With Vic’s former partner, Maurice, retired; his partner for the blink of an eye, Lisa Gutierrez, falling off the radar while she’s away being trained how to be a PsyCop; and his last partner, Roger, trying to make a human guinea pig out of Vic, we’re introduced in this book to a new partner, Zig. Though he doesn’t say much—he’s not the talkative sort—his actions speak well enough for him and he seems a decent fellow, so prepare for him to be around awhile. Also prepare for a gruesomely touching scene between Vic and Zig that alone puts another macabre touch on what Vic lives with day in and day out.
Their first case together comes at the expense of Vic and Jacob’s long holiday weekend, but people are going missing and Vic gets called in to liaise with the non-living to try to figure out what’s happened to the men and women who’ve disappeared without a trace. The case itself turns out to be even more bizarre when it reveals itself to involve a spiritual ritualism that even Vic has never seen before (just when you think you’ve seen it all), and which gives this book its title. In working this case, we get the chance to see why Vic is such an asset to the “Spook Squad”, as well as why he’s the object of some scorn from the NPs—the non-PsyCops. We also get another delectable peek at Jordan Castillo Price’s imagination and her ability to draw readers in to her unreality.

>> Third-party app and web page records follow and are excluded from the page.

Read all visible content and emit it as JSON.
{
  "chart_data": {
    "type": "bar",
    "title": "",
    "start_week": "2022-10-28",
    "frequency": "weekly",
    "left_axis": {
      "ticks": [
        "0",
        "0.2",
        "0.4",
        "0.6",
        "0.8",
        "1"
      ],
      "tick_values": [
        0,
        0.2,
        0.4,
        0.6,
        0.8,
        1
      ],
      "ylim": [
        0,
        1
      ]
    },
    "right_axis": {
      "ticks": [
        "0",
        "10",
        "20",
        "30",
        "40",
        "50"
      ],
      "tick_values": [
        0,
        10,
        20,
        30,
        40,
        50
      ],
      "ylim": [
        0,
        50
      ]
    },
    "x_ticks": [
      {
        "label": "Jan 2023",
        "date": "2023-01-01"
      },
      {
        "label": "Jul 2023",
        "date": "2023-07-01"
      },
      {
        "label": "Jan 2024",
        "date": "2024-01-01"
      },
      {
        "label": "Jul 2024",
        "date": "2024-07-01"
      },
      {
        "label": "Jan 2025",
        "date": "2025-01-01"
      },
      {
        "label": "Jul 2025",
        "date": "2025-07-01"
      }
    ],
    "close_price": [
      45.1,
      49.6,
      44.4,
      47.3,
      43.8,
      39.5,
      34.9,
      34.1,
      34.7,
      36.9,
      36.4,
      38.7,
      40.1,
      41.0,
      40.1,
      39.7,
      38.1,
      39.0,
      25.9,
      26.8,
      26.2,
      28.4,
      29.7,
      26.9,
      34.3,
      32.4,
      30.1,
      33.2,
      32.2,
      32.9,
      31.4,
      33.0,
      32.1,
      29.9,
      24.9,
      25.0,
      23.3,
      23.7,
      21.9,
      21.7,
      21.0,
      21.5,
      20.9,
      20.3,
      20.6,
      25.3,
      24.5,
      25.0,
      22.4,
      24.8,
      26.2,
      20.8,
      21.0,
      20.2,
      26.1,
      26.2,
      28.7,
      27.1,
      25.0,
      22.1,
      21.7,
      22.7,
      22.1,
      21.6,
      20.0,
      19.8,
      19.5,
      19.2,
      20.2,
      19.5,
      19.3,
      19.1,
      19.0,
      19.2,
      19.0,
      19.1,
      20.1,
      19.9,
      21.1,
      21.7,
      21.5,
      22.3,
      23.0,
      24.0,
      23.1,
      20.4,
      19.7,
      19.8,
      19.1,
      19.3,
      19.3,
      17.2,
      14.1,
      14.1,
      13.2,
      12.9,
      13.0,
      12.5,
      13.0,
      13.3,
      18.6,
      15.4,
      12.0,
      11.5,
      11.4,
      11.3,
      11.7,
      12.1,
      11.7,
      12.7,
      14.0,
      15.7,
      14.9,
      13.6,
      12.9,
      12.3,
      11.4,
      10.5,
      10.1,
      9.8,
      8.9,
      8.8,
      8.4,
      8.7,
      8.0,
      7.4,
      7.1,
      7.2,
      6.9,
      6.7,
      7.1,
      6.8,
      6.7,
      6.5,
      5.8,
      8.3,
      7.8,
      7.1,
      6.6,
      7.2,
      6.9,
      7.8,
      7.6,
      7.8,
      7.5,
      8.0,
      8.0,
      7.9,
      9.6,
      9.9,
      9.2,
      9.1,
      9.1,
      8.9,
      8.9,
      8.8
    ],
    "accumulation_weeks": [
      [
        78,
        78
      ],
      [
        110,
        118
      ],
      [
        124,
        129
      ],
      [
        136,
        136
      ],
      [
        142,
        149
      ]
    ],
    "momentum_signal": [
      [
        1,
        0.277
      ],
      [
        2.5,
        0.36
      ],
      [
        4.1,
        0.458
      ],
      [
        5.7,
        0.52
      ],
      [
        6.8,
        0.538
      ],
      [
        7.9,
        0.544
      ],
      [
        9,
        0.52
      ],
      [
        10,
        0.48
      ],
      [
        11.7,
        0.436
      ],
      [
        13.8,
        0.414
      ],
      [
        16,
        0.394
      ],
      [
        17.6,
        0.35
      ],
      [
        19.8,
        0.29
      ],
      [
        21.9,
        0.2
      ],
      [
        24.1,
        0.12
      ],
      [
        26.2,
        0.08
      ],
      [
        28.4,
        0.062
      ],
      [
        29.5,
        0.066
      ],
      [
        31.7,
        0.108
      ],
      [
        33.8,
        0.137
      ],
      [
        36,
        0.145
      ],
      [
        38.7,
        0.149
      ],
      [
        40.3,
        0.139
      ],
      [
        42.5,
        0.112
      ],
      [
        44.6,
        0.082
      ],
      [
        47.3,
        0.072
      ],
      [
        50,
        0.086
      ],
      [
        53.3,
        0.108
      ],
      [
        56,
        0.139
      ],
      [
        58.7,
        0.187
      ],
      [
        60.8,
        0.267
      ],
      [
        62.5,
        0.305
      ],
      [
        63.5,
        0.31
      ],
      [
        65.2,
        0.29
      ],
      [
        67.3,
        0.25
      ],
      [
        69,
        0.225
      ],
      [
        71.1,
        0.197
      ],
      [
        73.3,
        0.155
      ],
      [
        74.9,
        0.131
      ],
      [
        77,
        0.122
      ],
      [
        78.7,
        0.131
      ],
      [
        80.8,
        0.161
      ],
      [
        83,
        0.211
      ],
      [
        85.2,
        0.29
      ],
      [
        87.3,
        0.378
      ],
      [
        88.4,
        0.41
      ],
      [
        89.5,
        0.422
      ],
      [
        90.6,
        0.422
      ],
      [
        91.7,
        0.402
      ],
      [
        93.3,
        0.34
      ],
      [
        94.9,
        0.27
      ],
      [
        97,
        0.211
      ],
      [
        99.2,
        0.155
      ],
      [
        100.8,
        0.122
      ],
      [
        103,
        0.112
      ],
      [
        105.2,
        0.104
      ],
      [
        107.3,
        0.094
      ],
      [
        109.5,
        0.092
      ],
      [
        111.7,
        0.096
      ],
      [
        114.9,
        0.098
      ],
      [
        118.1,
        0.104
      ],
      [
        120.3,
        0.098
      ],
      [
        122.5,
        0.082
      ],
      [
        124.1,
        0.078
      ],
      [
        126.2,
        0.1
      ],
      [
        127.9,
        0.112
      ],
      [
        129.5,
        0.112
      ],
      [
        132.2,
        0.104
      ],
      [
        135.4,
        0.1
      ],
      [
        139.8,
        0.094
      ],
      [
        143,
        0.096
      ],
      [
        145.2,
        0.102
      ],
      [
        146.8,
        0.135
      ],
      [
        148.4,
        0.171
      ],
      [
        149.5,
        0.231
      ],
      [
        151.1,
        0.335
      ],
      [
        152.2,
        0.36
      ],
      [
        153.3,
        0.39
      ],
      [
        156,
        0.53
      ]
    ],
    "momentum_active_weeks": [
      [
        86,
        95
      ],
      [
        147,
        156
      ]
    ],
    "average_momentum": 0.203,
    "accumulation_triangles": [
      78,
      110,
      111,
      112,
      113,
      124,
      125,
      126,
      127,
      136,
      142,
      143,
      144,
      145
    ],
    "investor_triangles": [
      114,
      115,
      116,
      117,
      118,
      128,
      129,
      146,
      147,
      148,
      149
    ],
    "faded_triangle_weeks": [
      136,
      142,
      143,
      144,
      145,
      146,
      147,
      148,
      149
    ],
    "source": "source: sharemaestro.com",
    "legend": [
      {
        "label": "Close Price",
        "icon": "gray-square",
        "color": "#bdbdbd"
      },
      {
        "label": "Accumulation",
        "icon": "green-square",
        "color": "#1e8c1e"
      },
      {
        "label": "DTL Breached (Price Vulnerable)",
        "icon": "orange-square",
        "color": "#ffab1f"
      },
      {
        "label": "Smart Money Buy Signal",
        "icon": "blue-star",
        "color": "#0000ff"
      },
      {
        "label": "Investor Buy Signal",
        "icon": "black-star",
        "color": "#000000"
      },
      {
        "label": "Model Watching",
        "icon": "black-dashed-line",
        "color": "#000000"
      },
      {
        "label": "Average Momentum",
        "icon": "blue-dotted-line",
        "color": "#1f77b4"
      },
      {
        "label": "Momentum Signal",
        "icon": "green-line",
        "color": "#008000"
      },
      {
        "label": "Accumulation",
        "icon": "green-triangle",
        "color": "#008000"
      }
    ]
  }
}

It can’t be easy for a voice actor to narrate a book, especially considering the fact that actor is providing not only the narrative voice but the dialogue for every character in the book. This means the narrator must sort through his repertoire of accents and vocal pitches to find those that will fit within the story’s setting and suit not only the male but the female characters as well. What’s impressive about Pugh’s vocalization in Body and Soul is the range he manages to employ that brings to life an impressive number of role players in this book. Not only does he have Vic and Jacob down pat, but JCP has included Zig, as well as the Marks family, a few cops, Crash, assorted family members in a missing persons case, the kid at a hot dog stand, the perpetrators of a missing persons crime, and an assortment of ghosts in the book. Body and Soul asks much of Gomez Pugh’s talent, and he, in turn, delivers.
If you love speculative fiction at all, read all the books in this series, listen to the audiobooks that have already been released, love Victor Bayne and Jacob Marks as Jordan Castillo Price has written them, and get to know them a titch better in the way Gomez Pugh has brought them to life.
You can buy Body and Soul (PsyCop 3) here: